That rumor turned out to be true. One of the participants in those realistic games of war was my dad. His three months in Louisiana serving with the 21st Engineers involved intensive training for a leadership position in a combat environment, precipitated by the storm of events in Europe and Asia. The War Department ordered more than sixty-five thousand troops from various divisions and regiments of the U.S. Army to join this massive training operation. Tanks and other equipment lined the wide highways, and soldiers marched through busy towns and open fields. Occasionally, soldiers rode atop mule packs, which was a sight the residents of Rapides County, Louisiana, would never forget.

In Europe, meanwhile, German troops were not able to land in Britain—much to Hitler’s disappointment and Churchill’s relief. Its shores were highly fortified, and the use of radar there helped the military spot potential invaders who attempted to arrive by ship.

Churchill’s relief was short lived, however. Starting in July 1940, frustrated Germany sent its Luftwaffe bombers roaring through the sky to Britain, causing its terrified citizens to run repeatedly, week after week, into the safety of bomb shelters. Like crystal vases shattered by rocks, Britain’s factories, airports, homes, ports, and buildings were broken apart by German blitz bombs.

Significant events were also happening in Howard Peckham’s army career. In July, he received news that he had been promoted to major and would soon participate in a growing armored force.

This force, which moved on treads, had historic roots in the United States Cavalry, a force of mounted horsemen who galloped their way through America’s wars—starting with the Revolutionary War and ending during World War I. The Louisiana maneuvers, in which tanks had played an important role, had shown the need for a strong armored force within the army. Also, World War I had shown a horse cavalry to be impractical.

The War Department thus created sixteen armored divisions during World War II. It selected Fort Benning, Georgia, as the home base for the 2nd Armored Division, which was activated there on July 15, 1940.

Among the core units attached to the 2nd Armored Division was the 17th Armored Engineer Battalion, whose job was, among other tasks, to design and construct the pontoon bridges across which heavy armor would be driven. The officer appointed to command the 17th Armored Battalion at Fort Benning was Howard Peckham, and Fort Benning was the destination to which we drove in August 1940. In October 1941, about four weeks after his promotion to lieutenant colonel, Howard Peckham was detailed to the General Staff Corps as Assistant Chief of Staff, G-3, of the 2ndArmored Division. As G-3, he was concerned with the dual functions of planning and operations.

In the following month, the last peacetime maneuvers for the division were held in the Carolinas. In Patton: A Study in Command, H. Essame writes that in an exercise in North Carolina, “Patton and the 2nd Armored Division completely outshone all others.”
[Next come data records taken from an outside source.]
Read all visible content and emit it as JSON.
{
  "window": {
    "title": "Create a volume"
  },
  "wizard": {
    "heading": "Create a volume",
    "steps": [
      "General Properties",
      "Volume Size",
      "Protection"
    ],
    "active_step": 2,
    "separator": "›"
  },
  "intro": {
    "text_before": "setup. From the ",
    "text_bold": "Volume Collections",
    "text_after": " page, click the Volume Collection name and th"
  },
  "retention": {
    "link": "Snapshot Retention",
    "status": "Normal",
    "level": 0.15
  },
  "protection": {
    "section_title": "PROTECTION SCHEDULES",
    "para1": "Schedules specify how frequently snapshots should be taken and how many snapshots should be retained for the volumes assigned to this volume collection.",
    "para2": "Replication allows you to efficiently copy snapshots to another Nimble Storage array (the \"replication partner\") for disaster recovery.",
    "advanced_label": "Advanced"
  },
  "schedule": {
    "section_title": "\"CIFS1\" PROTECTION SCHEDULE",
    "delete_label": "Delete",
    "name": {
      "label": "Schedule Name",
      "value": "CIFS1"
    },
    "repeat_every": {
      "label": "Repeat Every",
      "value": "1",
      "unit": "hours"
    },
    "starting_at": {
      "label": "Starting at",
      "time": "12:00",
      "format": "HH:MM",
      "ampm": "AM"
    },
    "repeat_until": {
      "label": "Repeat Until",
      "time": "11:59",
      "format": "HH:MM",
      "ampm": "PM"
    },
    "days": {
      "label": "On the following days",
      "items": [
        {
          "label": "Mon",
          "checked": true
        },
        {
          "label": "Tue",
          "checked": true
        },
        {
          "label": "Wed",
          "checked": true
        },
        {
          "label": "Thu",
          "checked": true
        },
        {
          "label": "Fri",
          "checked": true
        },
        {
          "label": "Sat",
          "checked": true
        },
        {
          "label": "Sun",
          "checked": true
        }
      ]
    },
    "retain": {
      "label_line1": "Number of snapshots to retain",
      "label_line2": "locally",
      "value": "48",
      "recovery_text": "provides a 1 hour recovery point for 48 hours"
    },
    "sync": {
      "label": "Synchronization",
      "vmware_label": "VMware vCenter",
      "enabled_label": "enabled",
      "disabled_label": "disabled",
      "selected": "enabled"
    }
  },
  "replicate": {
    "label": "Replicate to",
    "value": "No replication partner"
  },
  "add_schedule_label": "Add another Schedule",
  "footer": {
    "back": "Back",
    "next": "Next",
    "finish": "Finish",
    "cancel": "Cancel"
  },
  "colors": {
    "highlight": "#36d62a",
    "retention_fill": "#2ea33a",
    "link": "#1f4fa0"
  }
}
In spite of the preparedness of the 2nd Armored Division, no one at Fort Benning was prepared for the startling events that occurred on the otherwise peaceful Sunday of December 7, 1941—especially not the wives and children.My mother was the first member of our family to hear the news. She had been listening to the radio when an announcer interrupted her program with a shocking report—the Japanese had made a sneak attack on America at Pearl Harbor in Hawaii.

Soon after the attack, the post commander (Omar Bradley) ordered troops from Benning to guard the bridges and electrical generating plants throughout Georgia.

Fears of sabotage or enemy attacks also resulted in the enforcement of air raid drills. When we heard sirens at night indicating that a drill was about to begin, Dad would often call out to my brother and me. “Turn off the lights!” he would shout. Like busy squirrels hunting for acorns, we would rush from room to room to check that they were all off. Then we would sit quietly in the bleak darkness of our home, as though sitting in a cave, until the signal came on again to indicate that the drill had ended.

[It’s interesting to note that George Patton served under Omar Bradley at Ft. Benning. As the war progressed, it would be the other way around.]

 Patch of the 2nd Armored Division worn by my father and the other men of the division.